said device also including a 'xed resistor, one of said contact points being connected through said xed resistor to one side of said variable resistance element and the other of said contact points being connected to the other side of said variable resistance element.
5. A device for remotely indicating orientation comprising a non-magnetic case, a universal pivot supported by said case, a compass device pivotally supported on said universal pivot, an arcuate reflecting strip attached to said compass device and disposed in a vertical plane passing through the pivot, a rotatable support held by said case, a light source held by said rotatable support in a manner adapting it to revolve about said compass, a light-sensitive cell held by said rotatable support in xed relation to said light source and so positioned as to receive reflected light from said reflecting strip during some portion of a rotation of said rotatable support, means for periodically rotating said rotatable support, and reference means mounted on said case in cooperative relation with a selected point on said rotatable support whereby a reference point on said case Will be related to a reference point on the rotatable support during the rotation of said rotatable support.

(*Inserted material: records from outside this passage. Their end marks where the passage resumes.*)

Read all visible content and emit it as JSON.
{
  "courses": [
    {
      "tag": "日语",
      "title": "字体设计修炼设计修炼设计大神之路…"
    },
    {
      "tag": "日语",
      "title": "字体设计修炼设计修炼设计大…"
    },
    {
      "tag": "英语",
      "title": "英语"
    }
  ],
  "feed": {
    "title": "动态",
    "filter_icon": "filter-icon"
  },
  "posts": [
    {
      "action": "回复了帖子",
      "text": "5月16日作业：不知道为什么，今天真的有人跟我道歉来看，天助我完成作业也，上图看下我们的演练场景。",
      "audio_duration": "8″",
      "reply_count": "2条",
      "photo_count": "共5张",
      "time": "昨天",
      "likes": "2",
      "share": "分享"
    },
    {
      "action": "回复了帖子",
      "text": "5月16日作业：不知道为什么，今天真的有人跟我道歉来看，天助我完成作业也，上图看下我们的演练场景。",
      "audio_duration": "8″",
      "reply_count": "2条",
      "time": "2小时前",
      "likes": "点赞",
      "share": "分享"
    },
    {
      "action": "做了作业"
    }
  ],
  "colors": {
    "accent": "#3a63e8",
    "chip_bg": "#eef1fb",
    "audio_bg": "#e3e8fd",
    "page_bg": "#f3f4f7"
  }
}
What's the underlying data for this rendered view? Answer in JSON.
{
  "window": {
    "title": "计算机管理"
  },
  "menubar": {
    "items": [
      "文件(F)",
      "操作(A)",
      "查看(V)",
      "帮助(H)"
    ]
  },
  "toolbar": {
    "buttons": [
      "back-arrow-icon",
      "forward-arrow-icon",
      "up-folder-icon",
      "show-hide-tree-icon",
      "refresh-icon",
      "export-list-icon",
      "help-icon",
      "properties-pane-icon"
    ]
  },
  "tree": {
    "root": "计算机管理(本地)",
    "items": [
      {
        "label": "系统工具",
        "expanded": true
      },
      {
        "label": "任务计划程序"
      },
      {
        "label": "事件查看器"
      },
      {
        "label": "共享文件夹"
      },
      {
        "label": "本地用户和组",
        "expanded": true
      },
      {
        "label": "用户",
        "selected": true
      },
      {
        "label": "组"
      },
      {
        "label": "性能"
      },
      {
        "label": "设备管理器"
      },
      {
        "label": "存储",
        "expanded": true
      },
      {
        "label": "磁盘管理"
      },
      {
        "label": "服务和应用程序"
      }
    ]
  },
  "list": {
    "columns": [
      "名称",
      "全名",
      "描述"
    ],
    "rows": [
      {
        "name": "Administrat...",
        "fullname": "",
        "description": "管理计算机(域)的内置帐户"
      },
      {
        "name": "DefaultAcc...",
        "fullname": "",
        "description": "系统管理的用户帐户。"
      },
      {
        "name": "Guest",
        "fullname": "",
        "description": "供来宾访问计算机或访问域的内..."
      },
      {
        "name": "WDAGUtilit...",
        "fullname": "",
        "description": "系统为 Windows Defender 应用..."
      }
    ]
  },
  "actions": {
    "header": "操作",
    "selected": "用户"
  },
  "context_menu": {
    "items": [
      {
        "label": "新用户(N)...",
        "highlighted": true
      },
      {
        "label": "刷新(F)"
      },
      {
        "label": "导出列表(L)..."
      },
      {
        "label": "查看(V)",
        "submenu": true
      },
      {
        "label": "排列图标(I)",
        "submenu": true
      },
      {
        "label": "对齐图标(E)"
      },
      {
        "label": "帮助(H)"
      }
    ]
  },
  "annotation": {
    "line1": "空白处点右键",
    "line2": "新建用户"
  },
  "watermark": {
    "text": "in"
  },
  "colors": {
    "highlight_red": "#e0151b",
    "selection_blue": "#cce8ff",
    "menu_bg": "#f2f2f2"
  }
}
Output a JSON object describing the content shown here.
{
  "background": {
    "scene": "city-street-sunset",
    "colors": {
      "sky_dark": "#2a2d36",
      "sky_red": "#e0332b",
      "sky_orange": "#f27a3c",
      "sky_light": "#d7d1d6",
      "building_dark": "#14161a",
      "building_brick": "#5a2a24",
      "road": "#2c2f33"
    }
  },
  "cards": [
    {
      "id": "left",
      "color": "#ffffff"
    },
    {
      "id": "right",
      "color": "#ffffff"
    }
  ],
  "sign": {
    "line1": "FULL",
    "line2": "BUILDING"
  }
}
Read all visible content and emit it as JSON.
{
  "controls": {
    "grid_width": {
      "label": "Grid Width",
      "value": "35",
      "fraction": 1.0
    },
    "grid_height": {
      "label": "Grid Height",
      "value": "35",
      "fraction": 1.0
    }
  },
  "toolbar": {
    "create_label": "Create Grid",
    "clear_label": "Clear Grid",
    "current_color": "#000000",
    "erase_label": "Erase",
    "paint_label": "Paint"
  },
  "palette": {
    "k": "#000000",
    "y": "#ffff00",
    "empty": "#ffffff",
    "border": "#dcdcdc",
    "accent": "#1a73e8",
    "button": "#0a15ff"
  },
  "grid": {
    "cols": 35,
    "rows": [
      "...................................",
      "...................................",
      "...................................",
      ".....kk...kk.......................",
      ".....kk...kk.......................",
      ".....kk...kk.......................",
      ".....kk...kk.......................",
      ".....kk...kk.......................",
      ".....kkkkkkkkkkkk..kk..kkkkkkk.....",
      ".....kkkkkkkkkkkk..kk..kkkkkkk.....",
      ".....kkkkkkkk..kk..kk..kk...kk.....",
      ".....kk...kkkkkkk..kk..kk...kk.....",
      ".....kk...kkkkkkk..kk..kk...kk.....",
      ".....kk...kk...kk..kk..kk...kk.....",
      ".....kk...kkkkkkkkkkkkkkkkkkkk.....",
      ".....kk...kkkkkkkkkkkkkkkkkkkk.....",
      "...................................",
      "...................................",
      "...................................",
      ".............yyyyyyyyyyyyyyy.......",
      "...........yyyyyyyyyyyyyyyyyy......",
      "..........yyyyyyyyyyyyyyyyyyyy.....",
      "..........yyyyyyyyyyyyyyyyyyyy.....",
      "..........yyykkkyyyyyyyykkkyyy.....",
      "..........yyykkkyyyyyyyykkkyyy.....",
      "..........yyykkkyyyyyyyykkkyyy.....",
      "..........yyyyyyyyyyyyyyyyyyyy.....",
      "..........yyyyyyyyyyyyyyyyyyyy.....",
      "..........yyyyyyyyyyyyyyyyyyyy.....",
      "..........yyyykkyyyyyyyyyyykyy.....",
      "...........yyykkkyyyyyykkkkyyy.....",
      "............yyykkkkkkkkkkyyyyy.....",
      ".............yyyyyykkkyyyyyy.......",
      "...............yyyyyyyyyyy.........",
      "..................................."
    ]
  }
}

6. Device according to claim 5 ln which said reference means comprises a second reflective surface xed to said case in such a position as to reflect light from said light source into said sensitive cell during some portion of the rotation of said rotatable support.
7. Device according to claim 5 in which said n reference means comprises a contact member xed to said case, said rotatable support carrying a second contact member engageable with said iirst named contact member during some portion of a rotation of said rotatable support.
FRANK G. BOUCHER. ALEXANDER B. HILDEBRANDT.
REFERENCES CITED The following references are of record in the lle of this patent:
UNITED STATES PATENTS Number Name Date 1,746,562 Sounitza Feb. 11, 1930 2,024,793 Bauml Dec. 17, 1935 f 2,332,777 Boucher Oct. 26, 1943 2,351,081 Swift June 13, 1944 2,364,908 Miller Dec. 12, 1944 2,393,186 Potter Jan. 15, 1946 2,414,566 Thomas Jan. 21, 1947